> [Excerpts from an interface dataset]
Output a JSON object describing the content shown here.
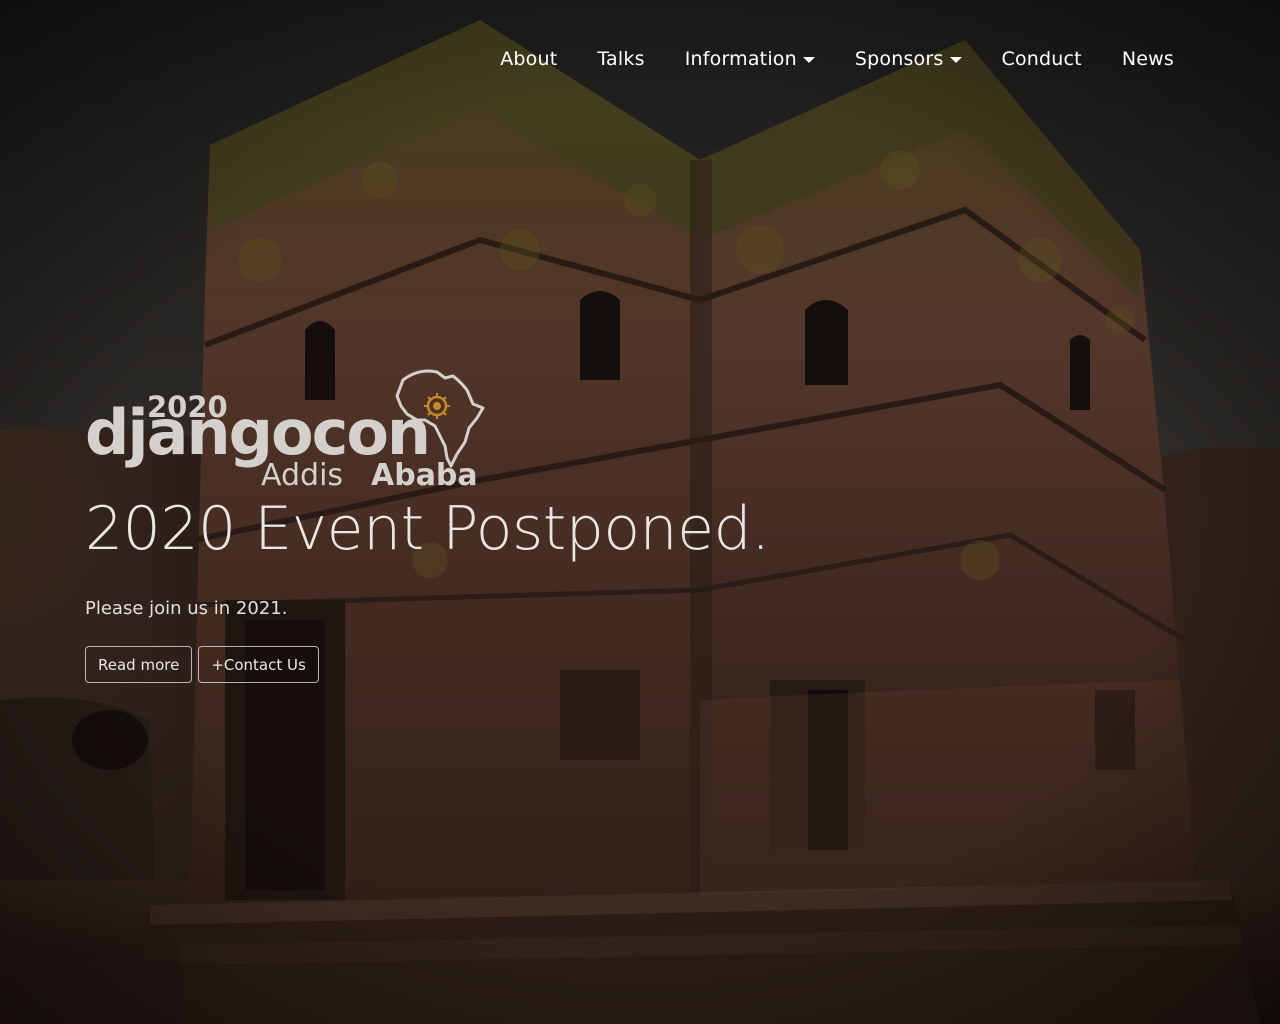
{
  "nav": {
    "items": [
      {
        "label": "About",
        "dropdown": false
      },
      {
        "label": "Talks",
        "dropdown": false
      },
      {
        "label": "Information",
        "dropdown": true
      },
      {
        "label": "Sponsors",
        "dropdown": true
      },
      {
        "label": "Conduct",
        "dropdown": false
      },
      {
        "label": "News",
        "dropdown": false
      }
    ]
  },
  "logo": {
    "year": "2020",
    "word": "djangocon",
    "city_first": "Addis",
    "city_second": "Ababa",
    "icon": "africa-outline-icon",
    "accent_color": "#c48a2a"
  },
  "hero": {
    "title": "2020 Event Postponed.",
    "subtitle": "Please join us in 2021.",
    "buttons": {
      "read_more": "Read more",
      "contact": "+Contact Us"
    }
  },
  "colors": {
    "text": "#ffffff",
    "logo_text": "#d4d0cc",
    "sky": "#3a3633",
    "stone": "#7a4e3c",
    "moss": "#8a7a2a"
  }
}
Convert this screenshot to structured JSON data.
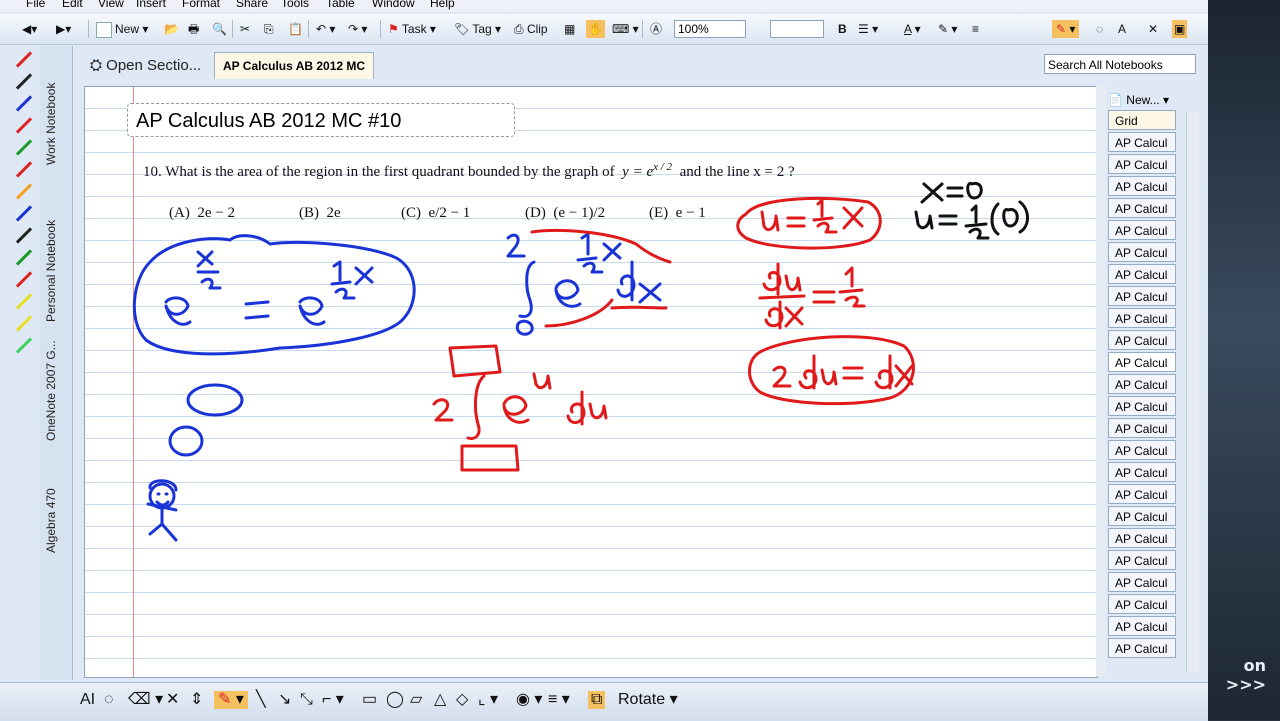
{
  "menu": [
    "File",
    "Edit",
    "View",
    "Insert",
    "Format",
    "Share",
    "Tools",
    "Table",
    "Window",
    "Help"
  ],
  "toolbar": {
    "new_label": "New",
    "task_label": "Task",
    "tag_label": "Tag",
    "clip_label": "Clip",
    "zoom": "100%",
    "bold_label": "B"
  },
  "tabs": {
    "open_sections": "Open Sectio...",
    "active_section": "AP Calculus AB 2012 MC"
  },
  "search": {
    "placeholder": "Search All Notebooks"
  },
  "notebooks": [
    "Work Notebook",
    "Personal Notebook",
    "OneNote 2007 G...",
    "Algebra 470"
  ],
  "page": {
    "title": "AP Calculus AB 2012 MC #10",
    "question": "10.  What is the area of the region in the first quadrant bounded by the graph of",
    "question_eq": "y = e",
    "question_exp": "x / 2",
    "question_tail": "and the line  x = 2 ?",
    "choices": [
      {
        "label": "(A)",
        "text": "2e − 2"
      },
      {
        "label": "(B)",
        "text": "2e"
      },
      {
        "label": "(C)",
        "text": "e/2 − 1"
      },
      {
        "label": "(D)",
        "text": "(e − 1)/2"
      },
      {
        "label": "(E)",
        "text": "e − 1"
      }
    ]
  },
  "right_panel": {
    "new_page": "New...",
    "pages": [
      "Grid",
      "AP Calcul",
      "AP Calcul",
      "AP Calcul",
      "AP Calcul",
      "AP Calcul",
      "AP Calcul",
      "AP Calcul",
      "AP Calcul",
      "AP Calcul",
      "AP Calcul",
      "AP Calcul",
      "AP Calcul",
      "AP Calcul",
      "AP Calcul",
      "AP Calcul",
      "AP Calcul",
      "AP Calcul",
      "AP Calcul",
      "AP Calcul",
      "AP Calcul",
      "AP Calcul",
      "AP Calcul",
      "AP Calcul",
      "AP Calcul"
    ],
    "selected_index": 11
  },
  "bottom_toolbar": {
    "rotate_label": "Rotate"
  },
  "desktop": {
    "brand": "on >>>"
  },
  "colors": {
    "ink_blue": "#1a33d6",
    "ink_red": "#e01a1a",
    "ink_black": "#111111"
  }
}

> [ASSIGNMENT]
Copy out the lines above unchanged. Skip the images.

> [SOLUTION FOR THIS EXERCISE]
Output a JSON object describing the content shown here.
{
  "nav": {
    "items": [
      {
        "label": "About",
        "dropdown": false
      },
      {
        "label": "Talks",
        "dropdown": false
      },
      {
        "label": "Information",
        "dropdown": true
      },
      {
        "label": "Sponsors",
        "dropdown": true
      },
      {
        "label": "Conduct",
        "dropdown": false
      },
      {
        "label": "News",
        "dropdown": false
      }
    ]
  },
  "logo": {
    "year": "2020",
    "word": "djangocon",
    "city_first": "Addis",
    "city_second": "Ababa",
    "icon": "africa-outline-icon",
    "accent_color": "#c48a2a"
  },
  "hero": {
    "title": "2020 Event Postponed.",
    "subtitle": "Please join us in 2021.",
    "buttons": {
      "read_more": "Read more",
      "contact": "+Contact Us"
    }
  },
  "colors": {
    "text": "#ffffff",
    "logo_text": "#d4d0cc",
    "sky": "#3a3633",
    "stone": "#7a4e3c",
    "moss": "#8a7a2a"
  }
}
Convert this screenshot to structured JSON data.
{
  "menu": [
    "File",
    "Edit",
    "View",
    "Insert",
    "Format",
    "Share",
    "Tools",
    "Table",
    "Window",
    "Help"
  ],
  "toolbar": {
    "new_label": "New",
    "task_label": "Task",
    "tag_label": "Tag",
    "clip_label": "Clip",
    "zoom": "100%",
    "bold_label": "B"
  },
  "tabs": {
    "open_sections": "Open Sectio...",
    "active_section": "AP Calculus AB 2012 MC"
  },
  "search": {
    "placeholder": "Search All Notebooks"
  },
  "notebooks": [
    "Work Notebook",
    "Personal Notebook",
    "OneNote 2007 G...",
    "Algebra 470"
  ],
  "page": {
    "title": "AP Calculus AB 2012 MC #10",
    "question": "10.  What is the area of the region in the first quadrant bounded by the graph of",
    "question_eq": "y = e",
    "question_exp": "x / 2",
    "question_tail": "and the line  x = 2 ?",
    "choices": [
      {
        "label": "(A)",
        "text": "2e − 2"
      },
      {
        "label": "(B)",
        "text": "2e"
      },
      {
        "label": "(C)",
        "text": "e/2 − 1"
      },
      {
        "label": "(D)",
        "text": "(e − 1)/2"
      },
      {
        "label": "(E)",
        "text": "e − 1"
      }
    ]
  },
  "right_panel": {
    "new_page": "New...",
    "pages": [
      "Grid",
      "AP Calcul",
      "AP Calcul",
      "AP Calcul",
      "AP Calcul",
      "AP Calcul",
      "AP Calcul",
      "AP Calcul",
      "AP Calcul",
      "AP Calcul",
      "AP Calcul",
      "AP Calcul",
      "AP Calcul",
      "AP Calcul",
      "AP Calcul",
      "AP Calcul",
      "AP Calcul",
      "AP Calcul",
      "AP Calcul",
      "AP Calcul",
      "AP Calcul",
      "AP Calcul",
      "AP Calcul",
      "AP Calcul",
      "AP Calcul"
    ],
    "selected_index": 11
  },
  "bottom_toolbar": {
    "rotate_label": "Rotate"
  },
  "desktop": {
    "brand": "on >>>"
  },
  "colors": {
    "ink_blue": "#1a33d6",
    "ink_red": "#e01a1a",
    "ink_black": "#111111"
  }
}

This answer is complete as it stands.